Game ReviewsGamingPlaystationPS5

Trinity Fusion, Review

(Guest writer, Nina, returns to give a quick Byte Sized take on Indie game, Trinity Fusion.)

Trinity Fusion is a roguevania platformer and the latest release from indie devs Angry Mob Games. It is quite unlike anything the studio has put out before- up until now, Angry Mob’s MO has been mobile games and the odd Predator tie-in. But you wouldn’t guess that when playing Trinity Fusion. In fact, you’d probably think these guys were veterans of the metroidvania genre. 

As always, technical stuff first. I played this game on PS5 and it ran perfectly. No crashes, no bugs, nothing. Just smooth, 60 fps. The art direction is easily my favourite part of this game. It’s a firmly sci-fi based premise, spanning three different “multiverses” that you as the player can traverse via the three “counterselves” of the main character, Maya. You have Altara of the Underworld, a place of jagged rocks and organic beasties. Kera of the Overworld, a forge-world inhabited almost entirely by machines. And Naira of the Hyperworld, a high-concept, sci-fi vision of earth where technology is so advanced, the humans there aren’t even considered “human” anymore.

These three worlds are totally unique and are a total feast for the eyes in their own way. And the designs of Altara, Kera and Naira are damn-near perfect- detailed without being busy, clean without being bland and all implicitly inspired by their respective home world. The animations of the characters are gorgeous as well, meaning this game feels as good as it looks.

Preamble aside, how’s the Trinity Fusion gameplay?

Gameplay wise, Trinity is superb. Movement is quick and intuitive, giving you a real sense of speed and agility in everything you do, be it slicing up enemies or simply traversing the given stage. Combat is primarily melee-based, but each character has their own unique secondary ability that ranges from an overcharged melee attack to guns and ability spams. Both are very well done, and the resulting combat loop is addictive to say the least. To put it simply, the game’s just fun – I could put hours and hours into it. 

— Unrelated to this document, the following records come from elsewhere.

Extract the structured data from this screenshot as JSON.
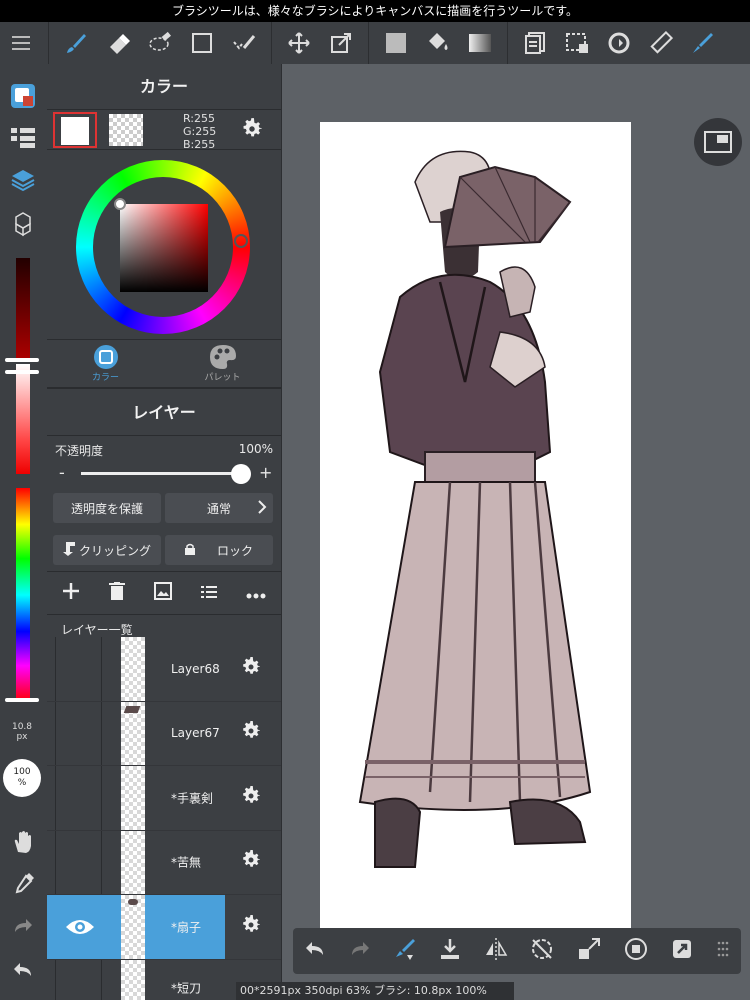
{
  "status_bar": {
    "text": "ブラシツールは、様々なブラシによりキャンバスに描画を行うツールです。"
  },
  "toolbar": {
    "items": [
      "menu-icon",
      "brush-icon",
      "eraser-icon",
      "lasso-eraser-icon",
      "rectangle-icon",
      "select-pen-icon",
      "move-icon",
      "transform-icon",
      "fill-color-icon",
      "bucket-icon",
      "gradient-icon",
      "layer-menu-icon",
      "selection-icon",
      "rotate-icon",
      "ruler-icon",
      "pen-active-icon"
    ]
  },
  "leftbar": {
    "brush_size": "10.8",
    "brush_unit": "px",
    "opacity": "100",
    "opacity_unit": "%"
  },
  "color_panel": {
    "title": "カラー",
    "r_label": "R:255",
    "g_label": "G:255",
    "b_label": "B:255",
    "tab_color": "カラー",
    "tab_palette": "パレット",
    "accent": "#4aa0da"
  },
  "layer_panel": {
    "title": "レイヤー",
    "opacity_label": "不透明度",
    "opacity_value": "100%",
    "minus": "-",
    "plus": "+",
    "protect_alpha": "透明度を保護",
    "blend_mode": "通常",
    "clipping": "クリッピング",
    "lock": "ロック",
    "list_title": "レイヤー一覧",
    "layers": [
      {
        "name": "Layer68"
      },
      {
        "name": "Layer67"
      },
      {
        "name": "*手裏剣"
      },
      {
        "name": "*苦無"
      },
      {
        "name": "*扇子"
      },
      {
        "name": "*短刀"
      }
    ]
  },
  "doc_info": "00*2591px 350dpi 63% ブラシ: 10.8px 100%"
}
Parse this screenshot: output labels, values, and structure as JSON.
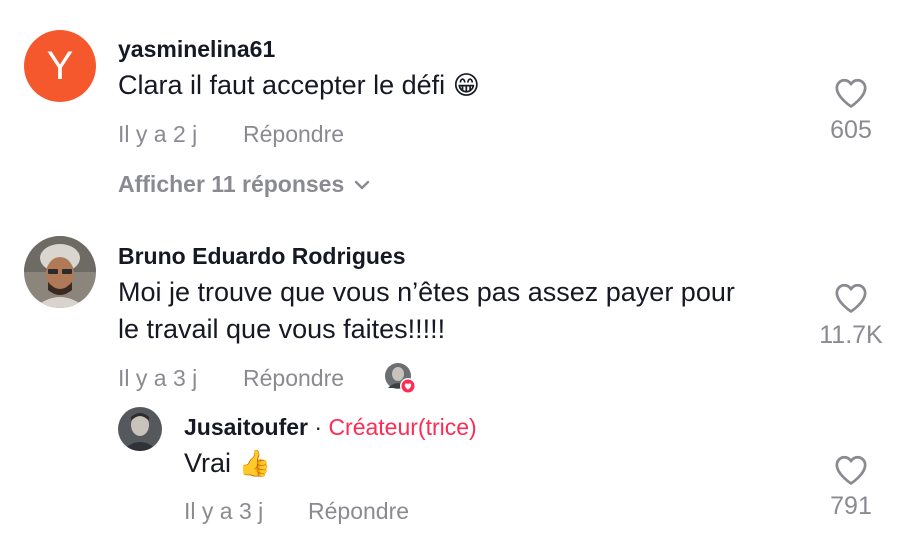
{
  "comments": [
    {
      "avatar_letter": "Y",
      "username": "yasminelina61",
      "text": "Clara il faut accepter le défi",
      "emoji": "😁",
      "time": "Il y a 2 j",
      "reply_label": "Répondre",
      "likes": "605",
      "more_replies": "Afficher 11 réponses"
    },
    {
      "username": "Bruno Eduardo Rodrigues",
      "text_line1": "Moi je trouve que vous n’êtes pas assez payer pour",
      "text_line2": "le travail que vous faites!!!!!",
      "time": "Il y a 3 j",
      "reply_label": "Répondre",
      "likes": "11.7K"
    }
  ],
  "reply": {
    "username": "Jusaitoufer",
    "separator": "·",
    "badge": "Créateur(trice)",
    "text": "Vrai",
    "emoji": "👍",
    "time": "Il y a 3 j",
    "reply_label": "Répondre",
    "likes": "791"
  },
  "colors": {
    "accent": "#fe2c55",
    "avatar_y": "#f5582d",
    "secondary": "#8a8b91"
  }
}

Note, however, that I said could and not have. I could drown entire days worth of time into this game, but as of writing, I’ve only sunk about four. Why is that, you might ask? Especially considering the glowing praise I’ve just provided? 

It’s simple really. You see, Trinity Fusion may be a metroid-vania, but it’s also a roguelike. I hate roguelikes. They annoy me more than sweaty multiplayer, more than soulsborne bosses, more than anything. I thought maybe Trinity’s awesome premise and addictive gameplay might ease that annoyance, but it didn’t. And I’m really upset about it, because I love this game. I want to play it. But every time I do, I end up wanting to tear my hair out.  None of this is Trinity’s fault – in fact, it’s everything a good roguevania should be.

My issue is with the genre itself; when I die, I don’t want to lose all my progress and start all over again. I just want to play the game. I want to enjoy the story. I want to fight enemies without fearing for every health point I Ioose. If Trinity was just a metroidvania, I’d absolutely adore it. But since it’s a roguelike, I just find myself getting frustrated by it.

That all said, though, I still absolutely recommend Trinity Fusion. It’s one of the most polished indies out there and is a real competitor for best metroid-vania on the market right now. However, this glowing recommendation hinges on whether you are into rougelikes and the challenge that goes with them.